PM’s next big move as Joyce lashes Keneally
SCOTT Morrison will spend big on the Solomon Islands across the next decade, with the Prime Minister set to unveil a $250 million grants program for the pacific country
Mr Morrison's visit - the first by an Australian leader to the island nation since 2008 - comes as key regional powers meet in Singapore for the Shangri-La Dialogue.
China's growing role in the Pacific through funding infrastructure and boosting defence links was a hot topic in Singapore, with Beijing choosing to send its highest-profile defence delegation ever to participate in the forum, led by Defence Minister Wei Fenghe.
It comes as Labor leader Anthony Albanese faces criticism over his frontbench, with the Coalition attacking new Home Affairs spokeswoman Kristina Keneally for her previous opposition to boat turnbacks.
The grants program will provide Solomon Islanders an easier path to get work in Australia, and support key national and economic infrastructure while complementing the Australian Infrastructure Financing Facility for the Pacific.
It is understood the program will allow the Solomons government to quickly finance smaller, urgently-required infrastructure that it would be unwilling to borrow in order to fund.
Australia will also support the building of a new complex to hold the prime minister's office and the foreign affairs and trade ministries in Honiara.
As well, $2.7 million will be provided over three years to help islanders considering work opportunities in Australia cover their upfront costs such as passports.
A sports funding package will boost the participation of women and girls in rugby and support elite-level athletes prepare for international events.

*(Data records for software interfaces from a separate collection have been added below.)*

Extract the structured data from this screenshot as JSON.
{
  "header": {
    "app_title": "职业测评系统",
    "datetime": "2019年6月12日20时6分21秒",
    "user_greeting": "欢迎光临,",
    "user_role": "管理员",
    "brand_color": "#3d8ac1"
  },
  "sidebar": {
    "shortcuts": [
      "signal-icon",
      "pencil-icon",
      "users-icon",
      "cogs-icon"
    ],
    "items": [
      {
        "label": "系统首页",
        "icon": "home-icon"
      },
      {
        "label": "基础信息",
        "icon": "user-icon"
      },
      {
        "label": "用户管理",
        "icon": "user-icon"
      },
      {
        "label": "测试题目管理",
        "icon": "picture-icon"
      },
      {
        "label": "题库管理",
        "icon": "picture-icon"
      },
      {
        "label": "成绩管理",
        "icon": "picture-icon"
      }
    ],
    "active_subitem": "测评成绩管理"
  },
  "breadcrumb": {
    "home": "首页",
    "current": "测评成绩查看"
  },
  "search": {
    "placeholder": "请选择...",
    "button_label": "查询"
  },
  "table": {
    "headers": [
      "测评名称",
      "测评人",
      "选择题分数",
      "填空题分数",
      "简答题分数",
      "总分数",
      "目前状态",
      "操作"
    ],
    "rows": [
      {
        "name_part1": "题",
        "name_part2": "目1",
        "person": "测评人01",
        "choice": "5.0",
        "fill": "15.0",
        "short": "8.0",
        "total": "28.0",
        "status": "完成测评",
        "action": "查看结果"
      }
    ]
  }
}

Climate change is expected to feature in talks with Solomons officials.
Having been greeted at the Honiara airport by Solomons Prime Minister Manasseh Sogavare on Sunday, Mr Morrison and wife Jenny attended a barbecue at the Australian high commissioner's residence.
"In the Pacific, stepping up is all about showing up," Mr Morrison said.
"That's why I am pleased that my first official visit after the election is to our own neighbourhood, where we can always make the most difference."
Meanwhile, Defence Minister Linda Reynolds told the Shangri-La Dialogue the Indo-Pacific region was becoming more prosperous "but it is also becoming more complex and contested".
"We are in the midst of an effort to take our relationship with Pacific neighbours to a new level," she said.
"Australia wants to do our bit to ensure the Pacific region is resilient and it is stable.
NO RESOLVE TO MAKE HARD DECISIONS: JOYCE ATTACKS KENEALLY
Barnaby Joyce ripped into Senator Kristina Keneally this morning after Anthony Albanese appointed her as Home Affairs spokeswoman.
Mr Joyce criticised Ms Keneally after she backflipped on her previous opposition to turning back boats carrying asylum seekers.
"Kristina Keneally has clearly said she did not believe in our border protection policy, the boat turn backs, or the mechanisms that we use to allow migrants coming to the nation," Mr Joyce told Sunrise.
"This is a odds with people that have had concerns with the Labor Party, that she won't have the resolve to make hard decisions."
Ms Keneally defended her appointment, telling ABC Radio she had done some "honest and open reflection".
"The conclusion I've come to … is simply this: offshore processing, boat turnbacks where safe to do so and regional resettlement are important and necessary tools to keep our borders secure, to keep our country safe and to ensure we are treating people humanely," Ms Keneally said.
She said the Labor would not review it's boat turnback or offshore processing stance despite Anthony Albanese's pledge to review all policies following the party's spectacular election loss.
"Let's be fundamentally clear that Labor stands with the government when it comes to keeping our borders secure," she said.
"Every time Peter Dutton says otherwise, he is simply lying."